* Work order *
This task calls for copying each line below that contains "headline".

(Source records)
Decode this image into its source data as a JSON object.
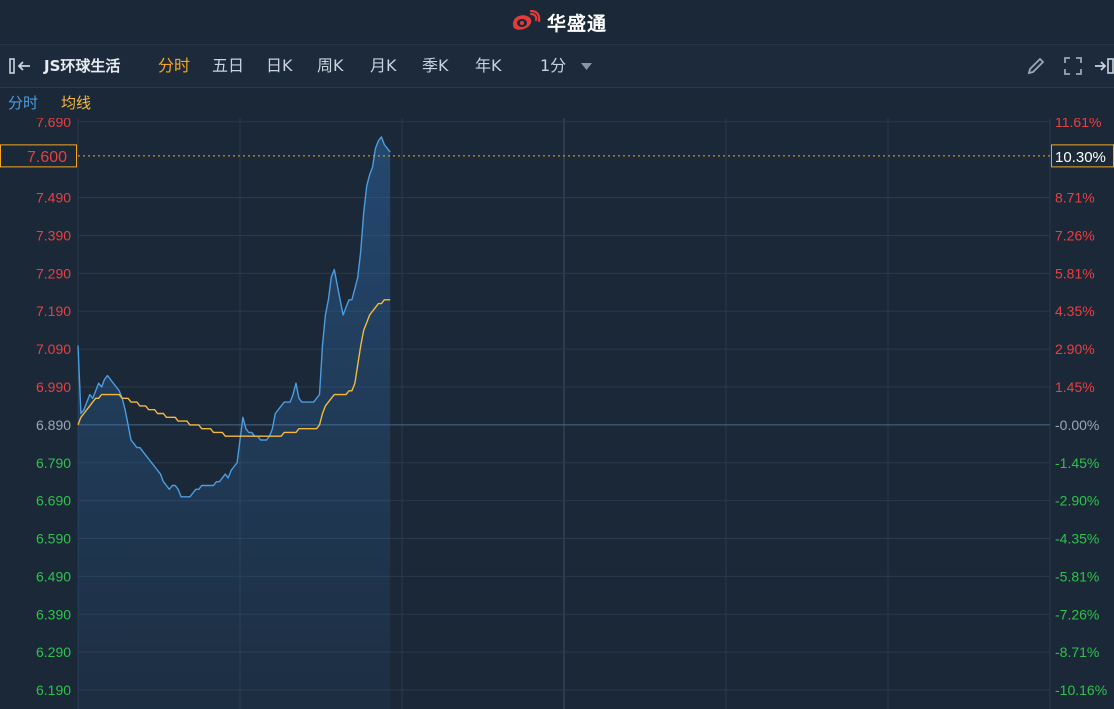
{
  "header": {
    "brand": "华盛通"
  },
  "toolbar": {
    "stock_name": "JS环球生活",
    "tabs": [
      {
        "label": "分时",
        "active": true
      },
      {
        "label": "五日",
        "active": false
      },
      {
        "label": "日K",
        "active": false
      },
      {
        "label": "周K",
        "active": false
      },
      {
        "label": "月K",
        "active": false
      },
      {
        "label": "季K",
        "active": false
      },
      {
        "label": "年K",
        "active": false
      }
    ],
    "interval": "1分"
  },
  "legend": {
    "price_label": "分时",
    "avg_label": "均线"
  },
  "colors": {
    "price_line": "#4a9de0",
    "avg_line": "#f5b93b",
    "up": "#e84040",
    "down": "#2ec24a",
    "neutral": "#9aa6b4",
    "highlight": "#f5a623"
  },
  "chart_data": {
    "type": "line",
    "prev_close": 6.89,
    "ylim": [
      6.14,
      7.7
    ],
    "y_ticks": [
      "7.690",
      "7.490",
      "7.390",
      "7.290",
      "7.190",
      "7.090",
      "6.990",
      "6.890",
      "6.790",
      "6.690",
      "6.590",
      "6.490",
      "6.390",
      "6.290",
      "6.190"
    ],
    "pct_ticks": [
      "11.61%",
      "8.71%",
      "7.26%",
      "5.81%",
      "4.35%",
      "2.90%",
      "1.45%",
      "-0.00%",
      "-1.45%",
      "-2.90%",
      "-4.35%",
      "-5.81%",
      "-7.26%",
      "-8.71%",
      "-10.16%"
    ],
    "current_price": "7.600",
    "current_pct": "10.30%",
    "total_minutes": 330,
    "series": [
      {
        "values": [
          7.1,
          6.92,
          6.93,
          6.95,
          6.97,
          6.96,
          6.98,
          7.0,
          6.99,
          7.01,
          7.02,
          7.01,
          7.0,
          6.99,
          6.98,
          6.96,
          6.93,
          6.89,
          6.85,
          6.84,
          6.83,
          6.83,
          6.82,
          6.81,
          6.8,
          6.79,
          6.78,
          6.77,
          6.76,
          6.74,
          6.73,
          6.72,
          6.73,
          6.73,
          6.72,
          6.7,
          6.7,
          6.7,
          6.7,
          6.71,
          6.72,
          6.72,
          6.73,
          6.73,
          6.73,
          6.73,
          6.73,
          6.74,
          6.74,
          6.75,
          6.76,
          6.75,
          6.77,
          6.78,
          6.79,
          6.85,
          6.91,
          6.88,
          6.87,
          6.87,
          6.86,
          6.86,
          6.85,
          6.85,
          6.85,
          6.86,
          6.88,
          6.92,
          6.93,
          6.94,
          6.95,
          6.95,
          6.95,
          6.97,
          7.0,
          6.96,
          6.95,
          6.95,
          6.95,
          6.95,
          6.95,
          6.96,
          6.97,
          7.1,
          7.18,
          7.22,
          7.28,
          7.3,
          7.26,
          7.22,
          7.18,
          7.2,
          7.22,
          7.22,
          7.25,
          7.28,
          7.35,
          7.45,
          7.52,
          7.55,
          7.57,
          7.62,
          7.64,
          7.65,
          7.63,
          7.62,
          7.61
        ],
        "color": "#4a9de0"
      },
      {
        "values": [
          6.89,
          6.91,
          6.92,
          6.93,
          6.94,
          6.95,
          6.96,
          6.96,
          6.97,
          6.97,
          6.97,
          6.97,
          6.97,
          6.97,
          6.97,
          6.96,
          6.96,
          6.96,
          6.95,
          6.95,
          6.95,
          6.94,
          6.94,
          6.94,
          6.93,
          6.93,
          6.93,
          6.92,
          6.92,
          6.92,
          6.91,
          6.91,
          6.91,
          6.91,
          6.9,
          6.9,
          6.9,
          6.9,
          6.89,
          6.89,
          6.89,
          6.89,
          6.88,
          6.88,
          6.88,
          6.88,
          6.87,
          6.87,
          6.87,
          6.87,
          6.86,
          6.86,
          6.86,
          6.86,
          6.86,
          6.86,
          6.86,
          6.86,
          6.86,
          6.86,
          6.86,
          6.86,
          6.86,
          6.86,
          6.86,
          6.86,
          6.86,
          6.86,
          6.86,
          6.86,
          6.87,
          6.87,
          6.87,
          6.87,
          6.87,
          6.88,
          6.88,
          6.88,
          6.88,
          6.88,
          6.88,
          6.88,
          6.89,
          6.92,
          6.94,
          6.95,
          6.96,
          6.97,
          6.97,
          6.97,
          6.97,
          6.97,
          6.98,
          6.98,
          7.0,
          7.05,
          7.1,
          7.14,
          7.16,
          7.18,
          7.19,
          7.2,
          7.21,
          7.21,
          7.22,
          7.22,
          7.22
        ],
        "color": "#f5b93b"
      }
    ],
    "grid": true
  }
}
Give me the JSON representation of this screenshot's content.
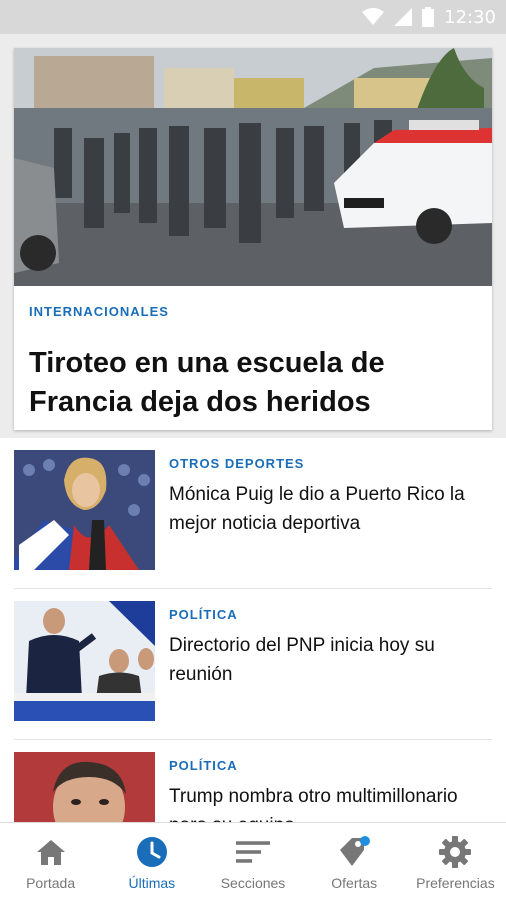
{
  "status_bar": {
    "time": "12:30"
  },
  "hero": {
    "section": "INTERNACIONALES",
    "headline": "Tiroteo en una escuela de Francia deja dos heridos"
  },
  "articles": [
    {
      "section": "OTROS DEPORTES",
      "headline": "Mónica Puig le dio a Puerto Rico la mejor noticia deportiva"
    },
    {
      "section": "POLÍTICA",
      "headline": "Directorio del PNP inicia hoy su reunión"
    },
    {
      "section": "POLÍTICA",
      "headline": "Trump nombra otro multimillonario para su equipo"
    }
  ],
  "bottom_nav": [
    {
      "label": "Portada",
      "icon": "home-icon",
      "active": false
    },
    {
      "label": "Últimas",
      "icon": "clock-icon",
      "active": true
    },
    {
      "label": "Secciones",
      "icon": "sections-icon",
      "active": false
    },
    {
      "label": "Ofertas",
      "icon": "tag-icon",
      "active": false
    },
    {
      "label": "Preferencias",
      "icon": "gear-icon",
      "active": false
    }
  ],
  "colors": {
    "accent": "#1a6db8",
    "notification_dot": "#1e8fe0"
  }
}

* Task result *
    "headline": "Tiroteo en una escuela de Francia deja dos heridos"
      "headline": "Mónica Puig le dio a Puerto Rico la mejor noticia deportiva"
      "headline": "Directorio del PNP inicia hoy su reunión"
      "headline": "Trump nombra otro multimillonario para su equipo"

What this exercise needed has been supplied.